━━━━━ Excerpted data

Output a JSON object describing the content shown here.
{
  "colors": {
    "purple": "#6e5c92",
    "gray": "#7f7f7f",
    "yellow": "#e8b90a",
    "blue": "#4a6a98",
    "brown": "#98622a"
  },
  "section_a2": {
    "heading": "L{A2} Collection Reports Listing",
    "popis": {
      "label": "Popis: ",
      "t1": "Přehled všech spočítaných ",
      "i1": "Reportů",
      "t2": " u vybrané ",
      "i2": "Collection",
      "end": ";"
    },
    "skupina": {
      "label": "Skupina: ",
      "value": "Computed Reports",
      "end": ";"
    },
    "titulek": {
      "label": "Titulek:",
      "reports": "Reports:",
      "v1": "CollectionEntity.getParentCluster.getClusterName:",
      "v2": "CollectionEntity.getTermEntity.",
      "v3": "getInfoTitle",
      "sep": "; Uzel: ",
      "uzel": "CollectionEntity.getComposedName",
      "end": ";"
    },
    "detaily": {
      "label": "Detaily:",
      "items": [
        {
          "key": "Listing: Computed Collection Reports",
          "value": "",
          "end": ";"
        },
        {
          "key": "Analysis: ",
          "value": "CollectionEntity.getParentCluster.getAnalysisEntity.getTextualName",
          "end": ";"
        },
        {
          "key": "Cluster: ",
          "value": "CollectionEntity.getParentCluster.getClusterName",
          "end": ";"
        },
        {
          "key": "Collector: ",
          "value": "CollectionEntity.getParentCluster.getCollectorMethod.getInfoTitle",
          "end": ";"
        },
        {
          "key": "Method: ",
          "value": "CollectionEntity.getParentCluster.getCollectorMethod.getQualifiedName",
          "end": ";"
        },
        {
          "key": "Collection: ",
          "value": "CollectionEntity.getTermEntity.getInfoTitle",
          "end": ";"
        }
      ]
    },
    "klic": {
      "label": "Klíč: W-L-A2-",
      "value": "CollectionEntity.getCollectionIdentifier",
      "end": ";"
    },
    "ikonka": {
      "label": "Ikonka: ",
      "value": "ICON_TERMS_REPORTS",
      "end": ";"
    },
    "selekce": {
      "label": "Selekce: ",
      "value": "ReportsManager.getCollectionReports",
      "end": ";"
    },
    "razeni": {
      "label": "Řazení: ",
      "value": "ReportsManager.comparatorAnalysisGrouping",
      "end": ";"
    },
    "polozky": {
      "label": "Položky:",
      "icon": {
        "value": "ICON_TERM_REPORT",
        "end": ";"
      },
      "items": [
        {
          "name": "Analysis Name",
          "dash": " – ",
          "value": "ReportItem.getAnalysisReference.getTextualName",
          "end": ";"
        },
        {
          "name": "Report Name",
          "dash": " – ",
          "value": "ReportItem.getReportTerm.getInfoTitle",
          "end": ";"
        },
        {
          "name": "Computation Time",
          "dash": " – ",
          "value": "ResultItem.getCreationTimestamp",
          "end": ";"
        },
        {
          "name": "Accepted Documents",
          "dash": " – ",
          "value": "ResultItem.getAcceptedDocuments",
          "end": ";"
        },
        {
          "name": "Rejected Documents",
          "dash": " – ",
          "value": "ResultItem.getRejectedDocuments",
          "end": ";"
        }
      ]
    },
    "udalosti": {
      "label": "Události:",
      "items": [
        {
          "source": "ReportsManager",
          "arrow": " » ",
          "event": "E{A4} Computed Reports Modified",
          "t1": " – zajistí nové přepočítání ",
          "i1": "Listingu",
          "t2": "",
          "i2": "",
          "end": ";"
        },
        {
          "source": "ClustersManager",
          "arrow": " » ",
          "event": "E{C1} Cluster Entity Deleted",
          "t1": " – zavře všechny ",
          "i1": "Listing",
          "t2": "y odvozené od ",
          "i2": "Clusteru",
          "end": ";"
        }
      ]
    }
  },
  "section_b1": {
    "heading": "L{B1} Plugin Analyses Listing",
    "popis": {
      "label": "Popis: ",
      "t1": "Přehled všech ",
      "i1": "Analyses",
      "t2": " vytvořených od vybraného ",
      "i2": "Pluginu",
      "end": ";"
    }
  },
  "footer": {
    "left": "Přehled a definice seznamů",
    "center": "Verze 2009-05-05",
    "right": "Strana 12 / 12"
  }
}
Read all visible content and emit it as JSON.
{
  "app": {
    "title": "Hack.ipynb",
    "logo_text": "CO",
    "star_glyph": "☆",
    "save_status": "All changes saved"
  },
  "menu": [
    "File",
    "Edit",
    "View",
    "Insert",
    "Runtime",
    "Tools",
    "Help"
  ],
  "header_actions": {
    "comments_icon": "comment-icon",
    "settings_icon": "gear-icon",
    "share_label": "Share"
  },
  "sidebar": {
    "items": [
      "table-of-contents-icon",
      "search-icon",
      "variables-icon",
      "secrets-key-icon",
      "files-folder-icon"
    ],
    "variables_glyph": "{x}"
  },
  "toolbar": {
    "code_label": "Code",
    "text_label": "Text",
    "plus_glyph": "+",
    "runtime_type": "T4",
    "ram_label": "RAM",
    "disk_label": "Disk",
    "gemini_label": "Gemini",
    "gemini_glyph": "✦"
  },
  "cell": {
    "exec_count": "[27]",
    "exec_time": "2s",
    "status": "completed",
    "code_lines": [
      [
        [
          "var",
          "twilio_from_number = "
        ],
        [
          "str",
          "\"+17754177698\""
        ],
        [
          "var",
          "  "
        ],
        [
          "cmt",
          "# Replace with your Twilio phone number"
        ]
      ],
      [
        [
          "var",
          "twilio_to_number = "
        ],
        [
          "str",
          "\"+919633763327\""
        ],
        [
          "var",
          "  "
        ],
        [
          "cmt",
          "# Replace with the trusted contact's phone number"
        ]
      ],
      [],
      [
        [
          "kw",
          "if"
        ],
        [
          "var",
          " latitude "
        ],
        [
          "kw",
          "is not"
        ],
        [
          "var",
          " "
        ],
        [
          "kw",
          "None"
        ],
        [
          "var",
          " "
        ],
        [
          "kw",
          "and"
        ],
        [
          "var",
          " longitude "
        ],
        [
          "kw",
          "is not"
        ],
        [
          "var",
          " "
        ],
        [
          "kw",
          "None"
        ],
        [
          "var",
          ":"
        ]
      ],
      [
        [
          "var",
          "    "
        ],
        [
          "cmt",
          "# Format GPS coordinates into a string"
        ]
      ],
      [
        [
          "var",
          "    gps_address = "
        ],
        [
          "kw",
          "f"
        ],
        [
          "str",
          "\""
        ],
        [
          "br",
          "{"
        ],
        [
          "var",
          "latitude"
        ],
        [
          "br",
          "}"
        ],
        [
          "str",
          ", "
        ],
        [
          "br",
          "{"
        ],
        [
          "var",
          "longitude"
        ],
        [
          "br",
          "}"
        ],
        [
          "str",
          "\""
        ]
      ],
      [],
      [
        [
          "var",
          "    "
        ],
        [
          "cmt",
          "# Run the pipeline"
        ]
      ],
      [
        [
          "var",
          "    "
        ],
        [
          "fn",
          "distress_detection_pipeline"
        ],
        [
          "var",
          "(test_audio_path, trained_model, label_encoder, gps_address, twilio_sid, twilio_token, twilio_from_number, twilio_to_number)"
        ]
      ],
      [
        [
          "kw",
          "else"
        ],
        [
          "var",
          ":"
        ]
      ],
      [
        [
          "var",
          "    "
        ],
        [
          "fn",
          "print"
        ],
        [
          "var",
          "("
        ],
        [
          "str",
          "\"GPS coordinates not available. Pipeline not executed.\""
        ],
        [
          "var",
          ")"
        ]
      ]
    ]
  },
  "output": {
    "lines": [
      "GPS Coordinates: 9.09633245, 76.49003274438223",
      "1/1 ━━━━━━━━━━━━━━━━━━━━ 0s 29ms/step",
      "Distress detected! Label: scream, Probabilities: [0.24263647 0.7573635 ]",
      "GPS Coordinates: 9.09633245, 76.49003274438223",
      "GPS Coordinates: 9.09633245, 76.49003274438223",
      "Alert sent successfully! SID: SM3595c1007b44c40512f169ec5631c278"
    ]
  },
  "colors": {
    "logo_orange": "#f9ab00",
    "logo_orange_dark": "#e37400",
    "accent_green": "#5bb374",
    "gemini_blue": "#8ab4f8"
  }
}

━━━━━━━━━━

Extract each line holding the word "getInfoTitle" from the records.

      "v3": "getInfoTitle",
          "value": "CollectionEntity.getParentCluster.getCollectorMethod.getInfoTitle",
          "value": "CollectionEntity.getTermEntity.getInfoTitle",
          "value": "ReportItem.getReportTerm.getInfoTitle",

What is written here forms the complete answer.